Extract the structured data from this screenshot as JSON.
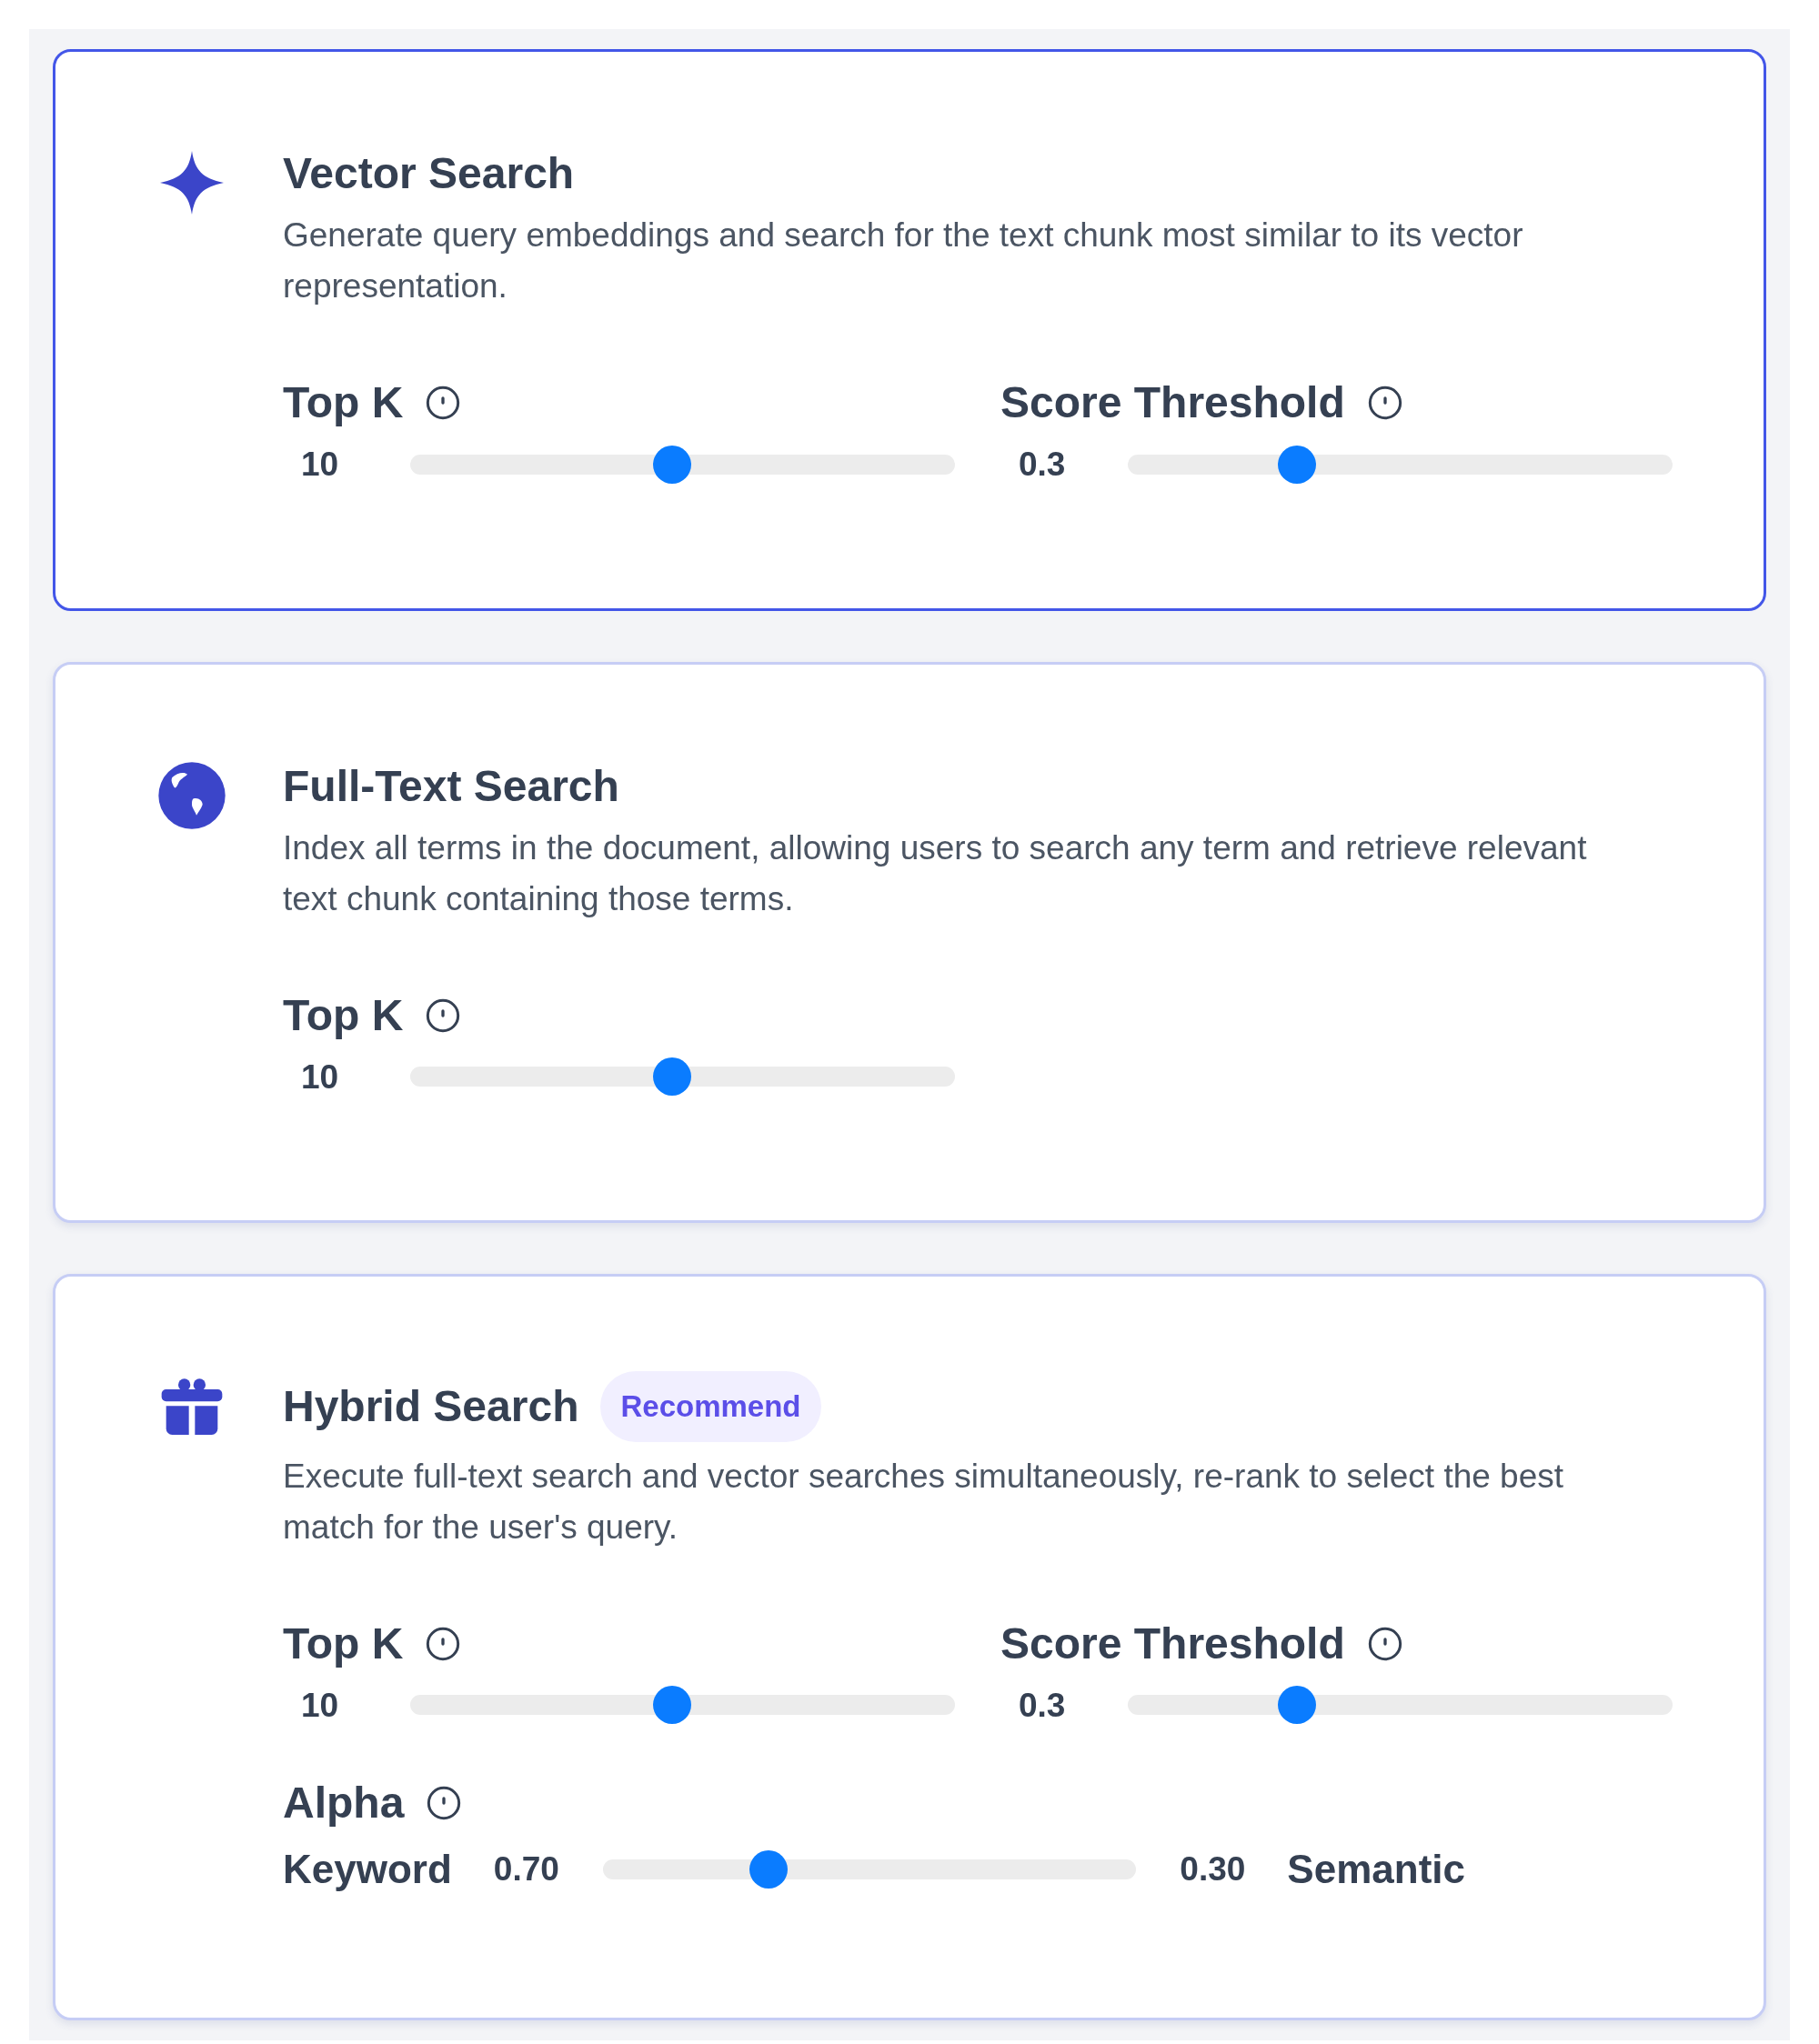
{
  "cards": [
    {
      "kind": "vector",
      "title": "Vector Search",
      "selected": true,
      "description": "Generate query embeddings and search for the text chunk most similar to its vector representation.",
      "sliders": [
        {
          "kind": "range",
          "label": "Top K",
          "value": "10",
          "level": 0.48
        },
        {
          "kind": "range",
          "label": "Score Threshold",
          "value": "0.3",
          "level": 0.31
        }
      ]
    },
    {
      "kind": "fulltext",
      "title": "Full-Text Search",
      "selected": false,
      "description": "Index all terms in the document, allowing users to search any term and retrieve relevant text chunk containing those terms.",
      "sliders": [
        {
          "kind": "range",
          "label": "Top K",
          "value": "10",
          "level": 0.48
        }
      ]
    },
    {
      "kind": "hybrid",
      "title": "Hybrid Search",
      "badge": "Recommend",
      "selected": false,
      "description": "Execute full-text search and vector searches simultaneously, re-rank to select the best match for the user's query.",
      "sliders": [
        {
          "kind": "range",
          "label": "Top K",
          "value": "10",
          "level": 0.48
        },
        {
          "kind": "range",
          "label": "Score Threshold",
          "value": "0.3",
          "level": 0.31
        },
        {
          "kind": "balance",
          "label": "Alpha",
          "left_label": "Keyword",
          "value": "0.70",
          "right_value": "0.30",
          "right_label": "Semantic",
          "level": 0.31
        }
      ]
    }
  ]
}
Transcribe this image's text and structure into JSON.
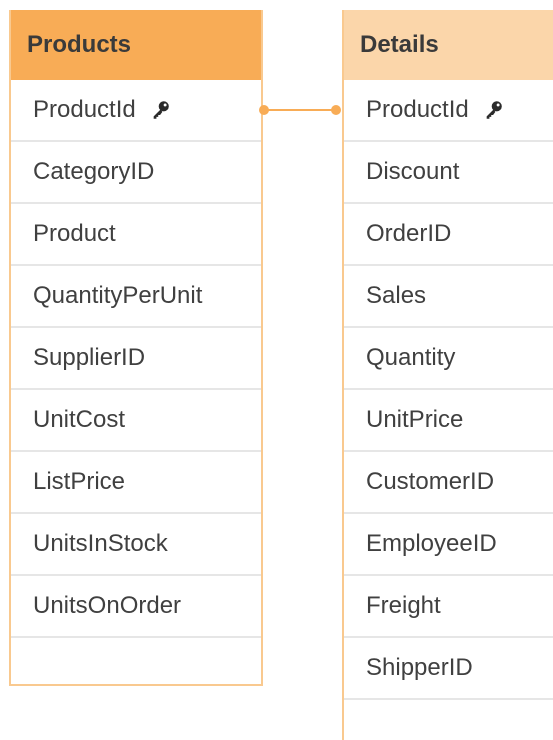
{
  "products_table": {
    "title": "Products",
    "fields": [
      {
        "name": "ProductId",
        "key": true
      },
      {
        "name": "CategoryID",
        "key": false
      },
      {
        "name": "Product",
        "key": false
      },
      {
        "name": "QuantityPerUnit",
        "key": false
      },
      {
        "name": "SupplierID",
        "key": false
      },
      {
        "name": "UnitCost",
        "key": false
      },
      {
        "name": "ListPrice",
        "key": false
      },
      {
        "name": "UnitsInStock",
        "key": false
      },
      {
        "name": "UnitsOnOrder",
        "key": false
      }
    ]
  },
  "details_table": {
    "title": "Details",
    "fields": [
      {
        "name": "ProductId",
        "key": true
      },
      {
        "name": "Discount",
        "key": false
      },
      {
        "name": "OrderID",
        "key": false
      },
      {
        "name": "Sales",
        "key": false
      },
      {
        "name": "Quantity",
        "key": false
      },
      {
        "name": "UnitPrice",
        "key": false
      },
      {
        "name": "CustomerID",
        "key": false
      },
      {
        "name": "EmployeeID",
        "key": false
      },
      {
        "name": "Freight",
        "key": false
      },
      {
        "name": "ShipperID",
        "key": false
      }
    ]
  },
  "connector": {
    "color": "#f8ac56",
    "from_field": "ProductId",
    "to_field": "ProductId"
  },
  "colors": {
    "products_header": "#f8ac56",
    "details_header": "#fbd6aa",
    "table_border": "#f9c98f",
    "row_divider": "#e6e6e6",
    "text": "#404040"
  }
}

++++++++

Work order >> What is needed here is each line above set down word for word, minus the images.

Answer to this task >>
Extract the structured data from this screenshot as JSON.
{
  "cards": [
    {
      "kind": "vector",
      "title": "Vector Search",
      "selected": true,
      "description": "Generate query embeddings and search for the text chunk most similar to its vector representation.",
      "sliders": [
        {
          "kind": "range",
          "label": "Top K",
          "value": "10",
          "level": 0.48
        },
        {
          "kind": "range",
          "label": "Score Threshold",
          "value": "0.3",
          "level": 0.31
        }
      ]
    },
    {
      "kind": "fulltext",
      "title": "Full-Text Search",
      "selected": false,
      "description": "Index all terms in the document, allowing users to search any term and retrieve relevant text chunk containing those terms.",
      "sliders": [
        {
          "kind": "range",
          "label": "Top K",
          "value": "10",
          "level": 0.48
        }
      ]
    },
    {
      "kind": "hybrid",
      "title": "Hybrid Search",
      "badge": "Recommend",
      "selected": false,
      "description": "Execute full-text search and vector searches simultaneously, re-rank to select the best match for the user's query.",
      "sliders": [
        {
          "kind": "range",
          "label": "Top K",
          "value": "10",
          "level": 0.48
        },
        {
          "kind": "range",
          "label": "Score Threshold",
          "value": "0.3",
          "level": 0.31
        },
        {
          "kind": "balance",
          "label": "Alpha",
          "left_label": "Keyword",
          "value": "0.70",
          "right_value": "0.30",
          "right_label": "Semantic",
          "level": 0.31
        }
      ]
    }
  ]
}
Transcribe this image's text and structure into JSON.
{
  "products_table": {
    "title": "Products",
    "fields": [
      {
        "name": "ProductId",
        "key": true
      },
      {
        "name": "CategoryID",
        "key": false
      },
      {
        "name": "Product",
        "key": false
      },
      {
        "name": "QuantityPerUnit",
        "key": false
      },
      {
        "name": "SupplierID",
        "key": false
      },
      {
        "name": "UnitCost",
        "key": false
      },
      {
        "name": "ListPrice",
        "key": false
      },
      {
        "name": "UnitsInStock",
        "key": false
      },
      {
        "name": "UnitsOnOrder",
        "key": false
      }
    ]
  },
  "details_table": {
    "title": "Details",
    "fields": [
      {
        "name": "ProductId",
        "key": true
      },
      {
        "name": "Discount",
        "key": false
      },
      {
        "name": "OrderID",
        "key": false
      },
      {
        "name": "Sales",
        "key": false
      },
      {
        "name": "Quantity",
        "key": false
      },
      {
        "name": "UnitPrice",
        "key": false
      },
      {
        "name": "CustomerID",
        "key": false
      },
      {
        "name": "EmployeeID",
        "key": false
      },
      {
        "name": "Freight",
        "key": false
      },
      {
        "name": "ShipperID",
        "key": false
      }
    ]
  },
  "connector": {
    "color": "#f8ac56",
    "from_field": "ProductId",
    "to_field": "ProductId"
  },
  "colors": {
    "products_header": "#f8ac56",
    "details_header": "#fbd6aa",
    "table_border": "#f9c98f",
    "row_divider": "#e6e6e6",
    "text": "#404040"
  }
}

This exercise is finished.